Quick commentary: I hope you all had a wonderful Thanksgiving. I’m still recovering from all the food I’ve been eating the past few days. I’ve also been slacking on my blogging the past few weeks, because work and life have both been busy. You know exactly what I mean, I’m sure. So, I’m jumping back into blogging head first with some tips on how to edit photos.
Photography purists shy away from using editing tools such as Photoshop and Lightroom. Their goal is to frame and shoot the perfect photo by determining the best shutter speed, aperture, lens, etc. My take? Editing tools give us options. Plus, they take away the stress of shooting the perfect photo in the moment. Below are a few tips for using Photoshop (or any editing software you’re comfortable with) to optimize your photos.
This photo as it’s currently framed ignores the rule of thirds, since both subjects are in the middle of the photo. Plus, my nephew’s foot with the big “Hanes” written across the bottom is somewhat distracting. Here’s what it looks like after I crop the photo.
This quick crop has helped eliminate distractions and focus your eyes on what I want you to see: the straws and the facial expressions of my niece and nephew.
2. Lighten it up
Lighting is an art in photography; one I’m still working on as I enhance my photography skills.

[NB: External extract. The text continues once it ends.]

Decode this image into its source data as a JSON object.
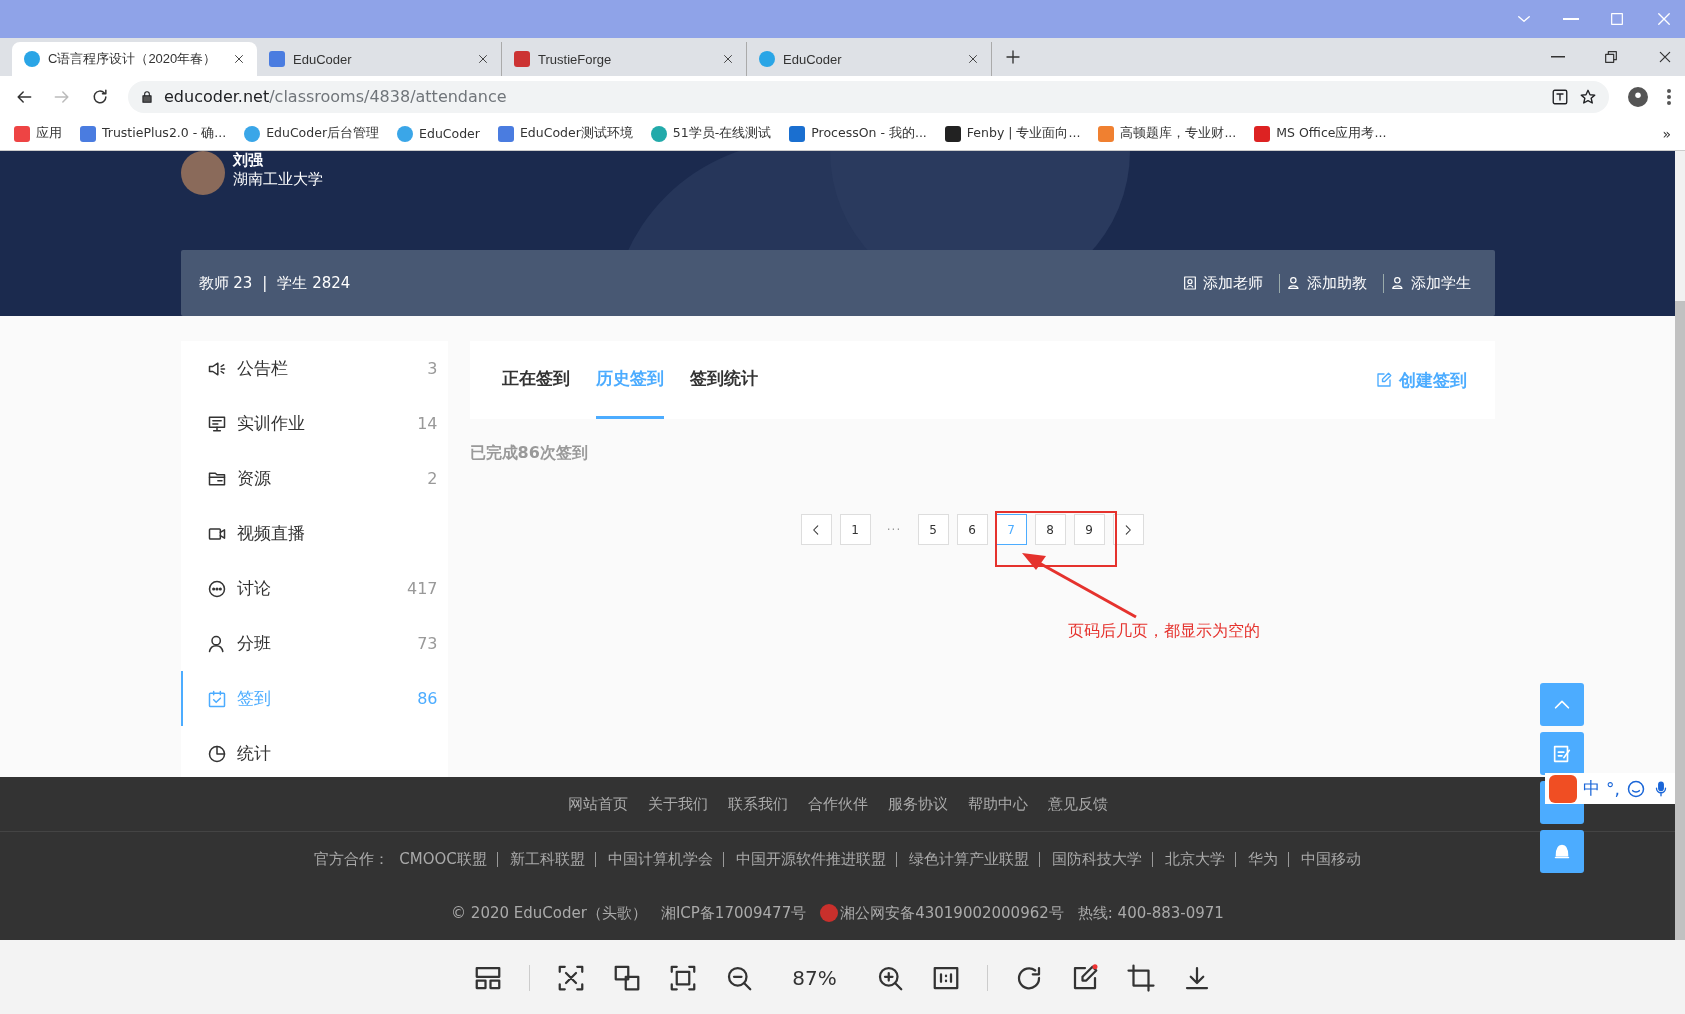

Photographers also have unique preferences on lighting. I tend to like my photos brighter and lighter than what my camera takes on standard settings. In the photo above, the bright sky in the upper right hand corner made everything else in the photo dark. So, I added a “brightness/contrast” layer to this photo in Photoshop and increased the brightness to +103.
3. Help Define With A Boost
One of my favorite tools in Photoshop is Actions. Actions are a series of edits grouped together that allow you to quickly edit and enhance your photos with a click of a button. You can buy actions or download them for free from other photography bloggers. My favorite are the actions built by The Pioneer Woman. I used her “Boost” action to add some more contrast and detail to the photo above. Here’s what it looks like after the boost is applied.
4. Create An Edge Burn for Additional Focus
While cropping this photo helped focus the eye on my niece and nephew’s faces, I sometimes like to take this focus a step further with an edge burn. You can check out this tutorial for how to create an edge burn in Photoshop, but I prefer to use the “Quick Edge Burn” action from The Pioneer Woman’s set, because it’s quick. Here’s what the photo looks like with an edge burn at 38% opacity.
I often use these four steps to quickly enhance my digital photos. However, there is much more to the world of Photoshop that I’m still learning. While I’m doing my best to take the best photos possible with my Nikon, I appreciate that these editing tools exist to give me a boost when I need them.
What are your favorite photo editing techniques?